Can anyone explain "Spot size" and how it is calculated?

MonroePoteet
07-30-2017, 03:10 PM
I'm no expert, but it appears to be a means of allowing the nodal network to provide less detail the farther an object is away from the camera. To paraphrase, it appears the "spot size" gets larger the farther away from the Camera it is.

Attached is a sample scene which uses a Gradient to set the Surface color based upon the Spot Size, with the node setup:

137528

Using VPR to see the Surface changes, the Camera is then moved towards the Big Ball (stretched in X to 0.2 for an elipse) over the 120 frames. When far away, the color is white (i.e. largest spot size in the Gradient) migrating down the Gradient until at frame 120 all spots are basically 0 (zero) in size (red color). The following are renders, with the last 3 digits of the file name being the frame number:

137537 137531
137532 137533
137534 137535

Interesting.

mTp

RebelHill
07-30-2017, 03:50 PM
A spot is basically a pixel in the render... spot size is the size/space viewed within that spot. So if you have a 1m item, that is so far away that it occupies only 1 pixel when rendered, then the spot size is 1m, etc.

Dan Ritchie
07-31-2017, 01:15 PM
What I suspect spot size is, is the value used for mip-mapping. Basically, (I think) it is used to calculate which level of the mip map to choose. That should mean it's not just distance. Oblique angles on an object would have a higher mip-map level whether they were close or far away.
But how is it calculated? In screen space, object space, uv space?

MonroePoteet
08-01-2017, 08:04 AM
I can confirm that oblique angles change the spot size: using the scene I posted previously, substitute a cube for the sphere at a fixed distance from the camera rotating around Y and the oblique sides have a larger spot size.

mTp

Dan Ritchie
08-02-2017, 02:56 PM
Well, I see it does increase with oblique angles as well as distance. But I see no indication that it is linked with texture coordinates, otherwise, it would get brighter where polygons are small and scrunched up.

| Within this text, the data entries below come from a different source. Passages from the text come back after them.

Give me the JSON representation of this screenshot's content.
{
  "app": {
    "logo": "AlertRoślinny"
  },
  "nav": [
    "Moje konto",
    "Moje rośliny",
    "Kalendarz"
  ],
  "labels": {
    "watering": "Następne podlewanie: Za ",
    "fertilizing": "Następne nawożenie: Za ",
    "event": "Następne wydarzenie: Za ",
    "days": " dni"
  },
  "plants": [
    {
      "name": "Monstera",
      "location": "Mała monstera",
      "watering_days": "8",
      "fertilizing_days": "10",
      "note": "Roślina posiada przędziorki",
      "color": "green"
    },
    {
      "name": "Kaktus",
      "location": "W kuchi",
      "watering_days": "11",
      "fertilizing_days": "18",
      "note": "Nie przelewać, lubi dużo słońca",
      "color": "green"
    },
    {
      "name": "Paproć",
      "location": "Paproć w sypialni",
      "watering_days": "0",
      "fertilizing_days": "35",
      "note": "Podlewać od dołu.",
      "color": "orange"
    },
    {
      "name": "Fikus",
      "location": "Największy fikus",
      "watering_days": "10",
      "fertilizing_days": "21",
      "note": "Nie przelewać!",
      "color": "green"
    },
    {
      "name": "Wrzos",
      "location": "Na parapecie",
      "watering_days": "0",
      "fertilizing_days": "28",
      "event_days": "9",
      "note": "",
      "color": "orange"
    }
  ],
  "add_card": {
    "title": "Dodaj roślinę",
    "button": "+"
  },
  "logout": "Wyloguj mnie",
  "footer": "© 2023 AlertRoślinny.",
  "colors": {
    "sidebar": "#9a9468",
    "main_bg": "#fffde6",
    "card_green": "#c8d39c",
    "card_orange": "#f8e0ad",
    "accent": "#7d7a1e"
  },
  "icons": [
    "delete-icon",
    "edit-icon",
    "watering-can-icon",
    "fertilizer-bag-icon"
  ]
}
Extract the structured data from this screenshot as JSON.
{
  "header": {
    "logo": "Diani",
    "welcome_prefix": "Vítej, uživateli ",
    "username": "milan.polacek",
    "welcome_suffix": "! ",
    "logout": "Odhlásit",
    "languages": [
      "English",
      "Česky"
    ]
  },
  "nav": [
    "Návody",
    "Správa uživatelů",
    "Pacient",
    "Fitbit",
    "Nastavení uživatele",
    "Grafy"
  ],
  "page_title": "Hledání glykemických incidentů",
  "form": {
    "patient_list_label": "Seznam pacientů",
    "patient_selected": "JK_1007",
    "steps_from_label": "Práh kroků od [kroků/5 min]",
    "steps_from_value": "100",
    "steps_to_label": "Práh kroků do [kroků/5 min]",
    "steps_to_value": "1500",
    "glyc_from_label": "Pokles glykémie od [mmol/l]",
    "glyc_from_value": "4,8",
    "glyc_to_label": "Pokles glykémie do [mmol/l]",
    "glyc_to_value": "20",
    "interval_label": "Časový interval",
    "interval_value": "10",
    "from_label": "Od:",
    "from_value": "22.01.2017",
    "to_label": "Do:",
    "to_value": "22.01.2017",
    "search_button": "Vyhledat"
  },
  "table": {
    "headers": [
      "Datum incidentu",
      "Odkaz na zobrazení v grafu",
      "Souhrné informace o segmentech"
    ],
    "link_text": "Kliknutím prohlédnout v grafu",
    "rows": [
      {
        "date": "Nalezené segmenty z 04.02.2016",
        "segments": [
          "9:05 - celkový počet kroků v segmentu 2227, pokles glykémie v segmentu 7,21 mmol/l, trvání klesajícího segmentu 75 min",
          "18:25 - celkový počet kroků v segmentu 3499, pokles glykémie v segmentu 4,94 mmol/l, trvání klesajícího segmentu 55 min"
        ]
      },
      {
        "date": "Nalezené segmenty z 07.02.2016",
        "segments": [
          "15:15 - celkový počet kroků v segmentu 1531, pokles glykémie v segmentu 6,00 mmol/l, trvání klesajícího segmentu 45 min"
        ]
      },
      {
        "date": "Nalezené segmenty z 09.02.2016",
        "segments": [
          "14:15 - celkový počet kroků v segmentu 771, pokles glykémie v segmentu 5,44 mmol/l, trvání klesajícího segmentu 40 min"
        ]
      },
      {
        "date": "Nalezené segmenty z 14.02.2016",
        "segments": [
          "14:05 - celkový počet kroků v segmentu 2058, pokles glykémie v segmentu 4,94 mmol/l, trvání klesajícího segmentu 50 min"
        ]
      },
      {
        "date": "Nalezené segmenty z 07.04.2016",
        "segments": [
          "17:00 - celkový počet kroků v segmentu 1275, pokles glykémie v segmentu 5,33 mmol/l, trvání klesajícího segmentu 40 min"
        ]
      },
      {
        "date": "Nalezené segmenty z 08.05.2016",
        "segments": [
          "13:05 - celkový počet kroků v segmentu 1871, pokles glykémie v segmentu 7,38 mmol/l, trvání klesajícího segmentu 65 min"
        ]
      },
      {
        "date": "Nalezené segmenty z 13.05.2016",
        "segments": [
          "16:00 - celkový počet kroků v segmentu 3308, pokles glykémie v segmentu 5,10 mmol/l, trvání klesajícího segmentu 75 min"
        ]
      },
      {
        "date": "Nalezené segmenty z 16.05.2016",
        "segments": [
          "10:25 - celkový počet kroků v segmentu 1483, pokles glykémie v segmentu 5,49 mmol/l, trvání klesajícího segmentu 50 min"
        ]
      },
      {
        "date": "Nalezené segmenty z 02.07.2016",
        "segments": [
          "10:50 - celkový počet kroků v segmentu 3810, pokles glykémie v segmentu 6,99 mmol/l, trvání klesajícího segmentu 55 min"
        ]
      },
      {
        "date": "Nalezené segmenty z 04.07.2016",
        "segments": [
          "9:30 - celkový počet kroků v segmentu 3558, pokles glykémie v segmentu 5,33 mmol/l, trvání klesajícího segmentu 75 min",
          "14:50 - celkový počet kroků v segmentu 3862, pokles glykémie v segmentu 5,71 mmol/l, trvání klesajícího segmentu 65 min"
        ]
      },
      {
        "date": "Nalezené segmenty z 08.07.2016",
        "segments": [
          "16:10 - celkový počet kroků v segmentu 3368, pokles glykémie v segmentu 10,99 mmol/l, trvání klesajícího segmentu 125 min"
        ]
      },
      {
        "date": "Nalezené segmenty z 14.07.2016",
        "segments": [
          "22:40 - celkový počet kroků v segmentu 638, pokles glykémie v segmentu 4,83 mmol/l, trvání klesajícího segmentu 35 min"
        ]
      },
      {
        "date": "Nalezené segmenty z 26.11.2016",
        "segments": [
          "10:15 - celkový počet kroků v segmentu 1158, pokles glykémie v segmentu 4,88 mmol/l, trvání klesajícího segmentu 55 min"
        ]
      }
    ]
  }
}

Normally, in open GL, when they calculate which mip map level to use for a given pixel, they take the gradient of the current UV coords, and the ones from the pixel at the left (or other location.) Something like...

float2 dx = ddx(iUV * iTextureSize.x); //get the u gradient from this and a nearby pixel
float2 dy = ddy(iUV * iTextureSize.y); //get the v gradient from this and a nearby pixel
float d = max(dot(dx, dx), dot(dy,dy));//basically, estimate the distance (faster than using a square root, I guess)
return 0.5 * log2(d); //inverse operation to exponentiation, related to each level being 1/4 smaller than the last

This relates texture coordinates to screen coordinates and gives an estimation of which mip map level to use. However, it had some problems. Since the gradient doesn't change much across polygons, the levels appear faceted. There's also a big seam where the U/V map wraps from 1 back to 0. I've seen these artifacts in LW openGL, but not in the final renders.

I'm still trying to understand the nature of all this. There's not much to go on out there.